Deception in applied situations may be justified if the psychologist is collecting data for an IRB-approved project.
However, debriefing of employees is important for any deception situations. If an intervention requires expertise that the consulting psychologists believes is outside of their training, they should recommend another expert. Respect for rights and dignity. The professional in question is bound to keep such information confidential, as it could harm the relationships between employee and employer, or possibly lead to a termination.
Also management or the practicing psychologist must not coerce employees to participate in data collection. In addition, we explain the purpose and content of the Principles and how it relates to students in the field. Resolving ethical issues e. Imagine a scenario where a supervisor asks the psychologist to submit the job satisfaction information collected from his or her employees.
Dual Relationships, Multiple Relationships, & Boundary Decisions
The psychologist is in an ethical dilemma. Because students are not as familiar with procedures of organizations as professionals are, the boundaries of what is ethical or unethical can be less clear. For example, if the student is conducting research in an organization where informed consent is not being obtained from participants prior to data collection, the student may think this is unethical and feel uncomfortable collecting the data. It would be common for the student to be hesitant to approach a psychologist who has more experience than they do with this issue.
However, when resolving any type of ethical problem, communication is always best. In applied settings, ethics should be discussed openly and honestly, therefore resolving this type of issue with an internship supervisor should be viewed as part of the learning experience. Before the issue is raised, a student should consult the ethical guidelines so that he or she can resolve the conflict while adhering to the ethics code and educate colleagues on The code if they are unfamiliar with it.
Of course, this seems obvious. It is incumbent upon the psychologist to make it clear that the additional request is outside of his or her competence or training, if that is the case.
Students in applied settings also frequently encounter competence issues. After a student has performed well in an organization, managers within that organization tend to come to the student with additional tasks. Because internships or other applied experiences are mechanisms for students to learn different aspects of the field, the student will not be well-versed in a number of topics that arise, nor should the student be ashamed to let a supervisor know he or she is not competent in a certain area.
When encountered with a situation in which the student is not comfortable with the current competence level, the student should be upfront and honest. If the organization is insistent about the student completing the task, the student should consult the supervisor for guidance.
If psychologists are being paid by the organization for other work, their objectivity in evaluating a new selection system might be compromised, and the success of that selection system might be related to keeping their employment. Not all multiple relationships are unethical. Many psychologists might be asked to do work for an organization because they know individuals who work there, or are even related to employees of the organization. It is the responsibility of the psychologist to evaluate multiple relationships and be cautious of possible conflicts of interest.
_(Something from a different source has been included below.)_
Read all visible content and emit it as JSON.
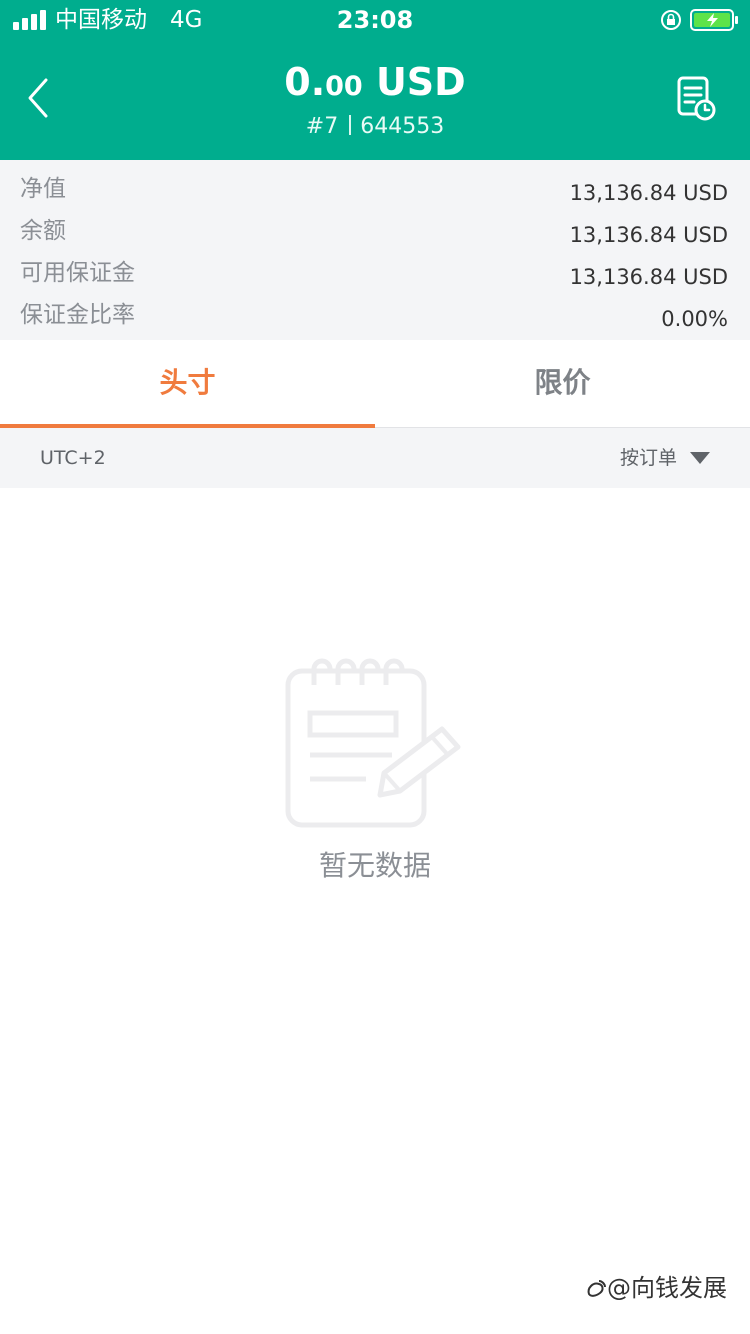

If a conflict of interest does arise, it is incumbent upon the psychologists to remove themselves from that situation. Students in applied settings may also encounter dual relationships. Most students hear this term and automatically assume it means a dual professional and romantic relationship.
However as the example above demonstrates, dual relationships include many more situations than romantic relationships.